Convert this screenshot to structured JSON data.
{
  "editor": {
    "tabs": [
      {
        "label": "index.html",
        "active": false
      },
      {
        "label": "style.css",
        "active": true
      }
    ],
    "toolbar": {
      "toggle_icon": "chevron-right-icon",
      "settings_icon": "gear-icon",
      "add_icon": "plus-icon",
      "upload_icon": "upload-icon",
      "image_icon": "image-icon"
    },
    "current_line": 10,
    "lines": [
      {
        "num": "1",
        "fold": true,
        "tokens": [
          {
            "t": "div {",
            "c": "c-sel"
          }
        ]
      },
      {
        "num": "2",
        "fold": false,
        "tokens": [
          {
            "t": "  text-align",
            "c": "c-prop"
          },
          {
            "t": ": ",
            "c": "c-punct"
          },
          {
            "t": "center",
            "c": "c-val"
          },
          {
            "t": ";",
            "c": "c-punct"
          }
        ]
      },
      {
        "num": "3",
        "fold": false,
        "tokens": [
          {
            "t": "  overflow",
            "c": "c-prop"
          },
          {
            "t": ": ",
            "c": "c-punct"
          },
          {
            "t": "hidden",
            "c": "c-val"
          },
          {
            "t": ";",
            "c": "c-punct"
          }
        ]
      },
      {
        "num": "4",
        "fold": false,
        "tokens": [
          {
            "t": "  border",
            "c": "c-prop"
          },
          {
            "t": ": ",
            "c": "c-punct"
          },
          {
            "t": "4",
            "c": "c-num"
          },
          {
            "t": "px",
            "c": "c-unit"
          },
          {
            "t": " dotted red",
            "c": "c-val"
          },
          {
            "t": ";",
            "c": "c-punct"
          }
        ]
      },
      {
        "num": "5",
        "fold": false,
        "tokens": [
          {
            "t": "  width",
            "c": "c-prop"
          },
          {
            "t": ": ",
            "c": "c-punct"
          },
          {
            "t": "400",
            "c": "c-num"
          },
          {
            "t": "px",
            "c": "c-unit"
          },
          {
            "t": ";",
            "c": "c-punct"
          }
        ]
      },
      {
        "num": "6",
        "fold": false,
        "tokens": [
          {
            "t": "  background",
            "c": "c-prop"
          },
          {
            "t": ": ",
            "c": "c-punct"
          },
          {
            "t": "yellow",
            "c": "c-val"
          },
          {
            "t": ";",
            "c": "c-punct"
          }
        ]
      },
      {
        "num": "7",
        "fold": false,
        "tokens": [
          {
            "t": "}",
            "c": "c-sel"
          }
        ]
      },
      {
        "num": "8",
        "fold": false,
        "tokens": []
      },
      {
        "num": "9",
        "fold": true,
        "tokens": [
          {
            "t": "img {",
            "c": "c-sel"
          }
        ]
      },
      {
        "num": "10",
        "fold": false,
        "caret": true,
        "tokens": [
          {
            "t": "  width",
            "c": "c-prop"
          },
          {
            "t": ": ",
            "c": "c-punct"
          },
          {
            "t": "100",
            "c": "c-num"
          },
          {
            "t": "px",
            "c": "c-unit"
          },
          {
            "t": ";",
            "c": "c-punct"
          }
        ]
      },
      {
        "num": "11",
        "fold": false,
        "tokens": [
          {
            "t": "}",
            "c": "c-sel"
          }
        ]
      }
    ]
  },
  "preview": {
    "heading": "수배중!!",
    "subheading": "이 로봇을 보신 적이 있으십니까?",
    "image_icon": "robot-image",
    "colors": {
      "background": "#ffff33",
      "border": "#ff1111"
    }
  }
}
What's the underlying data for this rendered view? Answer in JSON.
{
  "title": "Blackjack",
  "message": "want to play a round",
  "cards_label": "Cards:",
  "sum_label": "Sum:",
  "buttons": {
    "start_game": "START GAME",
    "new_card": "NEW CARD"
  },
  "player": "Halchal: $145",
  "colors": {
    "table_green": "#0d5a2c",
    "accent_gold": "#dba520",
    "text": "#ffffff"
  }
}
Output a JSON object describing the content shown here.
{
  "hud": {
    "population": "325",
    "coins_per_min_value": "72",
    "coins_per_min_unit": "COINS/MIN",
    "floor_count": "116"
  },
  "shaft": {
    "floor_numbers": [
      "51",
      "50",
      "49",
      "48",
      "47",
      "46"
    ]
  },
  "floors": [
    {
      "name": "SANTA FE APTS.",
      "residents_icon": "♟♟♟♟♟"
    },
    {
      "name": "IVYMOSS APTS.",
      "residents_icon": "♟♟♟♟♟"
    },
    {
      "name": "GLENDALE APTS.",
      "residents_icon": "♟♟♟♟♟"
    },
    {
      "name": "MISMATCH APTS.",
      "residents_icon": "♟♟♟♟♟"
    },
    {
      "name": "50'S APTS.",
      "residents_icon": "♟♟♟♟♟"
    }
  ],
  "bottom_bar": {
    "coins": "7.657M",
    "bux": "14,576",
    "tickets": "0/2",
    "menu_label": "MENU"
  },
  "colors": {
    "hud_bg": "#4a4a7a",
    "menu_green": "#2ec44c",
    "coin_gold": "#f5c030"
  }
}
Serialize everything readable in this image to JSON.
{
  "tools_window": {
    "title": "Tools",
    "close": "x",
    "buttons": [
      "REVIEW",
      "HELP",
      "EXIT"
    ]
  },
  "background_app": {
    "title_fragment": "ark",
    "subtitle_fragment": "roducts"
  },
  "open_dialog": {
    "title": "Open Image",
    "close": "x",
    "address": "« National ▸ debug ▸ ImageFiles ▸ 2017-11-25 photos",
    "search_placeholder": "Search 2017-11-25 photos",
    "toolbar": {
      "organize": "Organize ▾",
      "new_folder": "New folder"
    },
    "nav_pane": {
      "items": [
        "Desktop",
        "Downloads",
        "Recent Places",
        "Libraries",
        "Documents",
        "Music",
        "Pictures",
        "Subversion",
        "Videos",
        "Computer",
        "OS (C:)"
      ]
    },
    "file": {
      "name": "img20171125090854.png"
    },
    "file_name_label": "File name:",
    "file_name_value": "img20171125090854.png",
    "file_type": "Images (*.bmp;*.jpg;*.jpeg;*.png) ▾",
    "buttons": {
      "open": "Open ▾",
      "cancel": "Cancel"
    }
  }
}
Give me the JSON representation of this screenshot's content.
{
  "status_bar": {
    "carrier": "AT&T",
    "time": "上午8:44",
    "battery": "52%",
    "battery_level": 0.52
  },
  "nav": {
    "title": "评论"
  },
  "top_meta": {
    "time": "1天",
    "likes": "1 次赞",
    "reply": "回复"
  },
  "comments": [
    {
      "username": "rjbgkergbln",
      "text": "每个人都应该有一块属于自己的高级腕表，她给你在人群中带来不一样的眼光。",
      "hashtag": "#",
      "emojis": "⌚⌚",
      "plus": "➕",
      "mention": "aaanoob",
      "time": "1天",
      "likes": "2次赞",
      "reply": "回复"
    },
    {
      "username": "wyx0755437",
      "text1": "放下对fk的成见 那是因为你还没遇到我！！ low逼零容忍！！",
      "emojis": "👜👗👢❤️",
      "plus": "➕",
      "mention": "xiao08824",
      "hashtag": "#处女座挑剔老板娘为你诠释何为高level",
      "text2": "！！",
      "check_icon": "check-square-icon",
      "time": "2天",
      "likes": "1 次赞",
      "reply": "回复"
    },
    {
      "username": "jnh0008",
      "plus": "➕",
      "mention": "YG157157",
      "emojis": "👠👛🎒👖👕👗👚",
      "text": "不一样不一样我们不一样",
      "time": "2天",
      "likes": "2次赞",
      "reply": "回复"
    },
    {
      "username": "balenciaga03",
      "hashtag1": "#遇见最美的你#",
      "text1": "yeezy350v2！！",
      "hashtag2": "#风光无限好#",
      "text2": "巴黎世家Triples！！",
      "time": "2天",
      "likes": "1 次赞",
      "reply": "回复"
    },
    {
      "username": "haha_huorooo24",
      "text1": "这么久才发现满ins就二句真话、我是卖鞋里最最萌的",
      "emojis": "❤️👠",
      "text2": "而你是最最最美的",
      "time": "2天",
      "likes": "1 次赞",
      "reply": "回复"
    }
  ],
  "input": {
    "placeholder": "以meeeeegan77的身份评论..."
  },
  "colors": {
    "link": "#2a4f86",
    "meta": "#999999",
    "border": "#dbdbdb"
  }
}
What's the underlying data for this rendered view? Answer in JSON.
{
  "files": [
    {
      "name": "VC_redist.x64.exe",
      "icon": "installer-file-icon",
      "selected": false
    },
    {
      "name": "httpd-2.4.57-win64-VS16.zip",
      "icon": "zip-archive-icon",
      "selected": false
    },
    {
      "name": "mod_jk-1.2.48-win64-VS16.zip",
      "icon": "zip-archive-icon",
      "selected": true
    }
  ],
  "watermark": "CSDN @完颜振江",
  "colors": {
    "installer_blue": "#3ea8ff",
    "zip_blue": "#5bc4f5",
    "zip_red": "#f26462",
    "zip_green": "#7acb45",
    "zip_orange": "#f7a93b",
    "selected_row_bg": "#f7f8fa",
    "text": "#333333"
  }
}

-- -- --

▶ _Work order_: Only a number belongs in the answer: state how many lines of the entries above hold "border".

▶ _Exercise result_: 3